■ **Website and app data records**

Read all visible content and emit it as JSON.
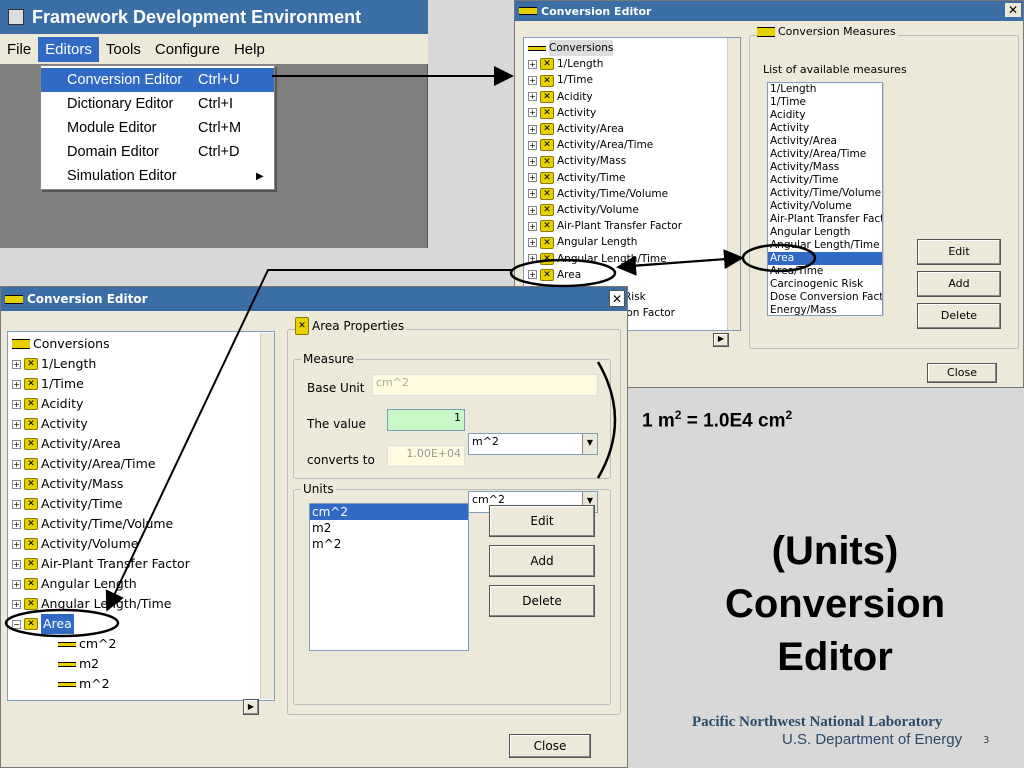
{
  "main_window": {
    "title": "Framework Development Environment",
    "menu": [
      "File",
      "Editors",
      "Tools",
      "Configure",
      "Help"
    ],
    "editors_menu": [
      {
        "label": "Conversion Editor",
        "shortcut": "Ctrl+U"
      },
      {
        "label": "Dictionary Editor",
        "shortcut": "Ctrl+I"
      },
      {
        "label": "Module Editor",
        "shortcut": "Ctrl+M"
      },
      {
        "label": "Domain Editor",
        "shortcut": "Ctrl+D"
      },
      {
        "label": "Simulation Editor",
        "shortcut": ""
      }
    ]
  },
  "small_editor": {
    "title": "Conversion Editor",
    "close_glyph": "✕",
    "tree_root": "Conversions",
    "tree_items": [
      "1/Length",
      "1/Time",
      "Acidity",
      "Activity",
      "Activity/Area",
      "Activity/Area/Time",
      "Activity/Mass",
      "Activity/Time",
      "Activity/Time/Volume",
      "Activity/Volume",
      "Air-Plant Transfer Factor",
      "Angular Length",
      "Angular Length/Time",
      "Area"
    ],
    "behind_text": [
      "Risk",
      "sion Factor"
    ],
    "group_label": "Conversion Measures",
    "list_label": "List of available measures",
    "measures": [
      "1/Length",
      "1/Time",
      "Acidity",
      "Activity",
      "Activity/Area",
      "Activity/Area/Time",
      "Activity/Mass",
      "Activity/Time",
      "Activity/Time/Volume",
      "Activity/Volume",
      "Air-Plant Transfer Facto",
      "Angular Length",
      "Angular Length/Time",
      "Area",
      "Area/Time",
      "Carcinogenic Risk",
      "Dose Conversion Facto",
      "Energy/Mass"
    ],
    "buttons": {
      "edit": "Edit",
      "add": "Add",
      "delete": "Delete",
      "close": "Close"
    }
  },
  "large_editor": {
    "title": "Conversion Editor",
    "close_glyph": "✕",
    "tree_root": "Conversions",
    "tree_items": [
      "1/Length",
      "1/Time",
      "Acidity",
      "Activity",
      "Activity/Area",
      "Activity/Area/Time",
      "Activity/Mass",
      "Activity/Time",
      "Activity/Time/Volume",
      "Activity/Volume",
      "Air-Plant Transfer Factor",
      "Angular Length",
      "Angular Length/Time"
    ],
    "selected_item": "Area",
    "sub_items": [
      "cm^2",
      "m2",
      "m^2"
    ],
    "props_title": "Area Properties",
    "measure_label": "Measure",
    "base_unit_label": "Base Unit",
    "base_unit_value": "cm^2",
    "value_label": "The value",
    "value_input": "1",
    "value_unit": "m^2",
    "converts_label": "converts to",
    "converts_value": "1.00E+04",
    "converts_unit": "cm^2",
    "units_label": "Units",
    "units": [
      "cm^2",
      "m2",
      "m^2"
    ],
    "buttons": {
      "edit": "Edit",
      "add": "Add",
      "delete": "Delete",
      "close": "Close"
    }
  },
  "equation": {
    "lhs": "1 m",
    "sup1": "2",
    "mid": " = 1.0E4 cm",
    "sup2": "2"
  },
  "slide_title": [
    "(Units)",
    "Conversion",
    "Editor"
  ],
  "footer": {
    "lab": "Pacific Northwest National Laboratory",
    "dept": "U.S. Department of Energy",
    "page": "3"
  }
}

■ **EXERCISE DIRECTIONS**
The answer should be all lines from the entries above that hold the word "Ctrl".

■ **TASK RESPONSE**
        "shortcut": "Ctrl+U"
        "shortcut": "Ctrl+I"
        "shortcut": "Ctrl+M"
        "shortcut": "Ctrl+D"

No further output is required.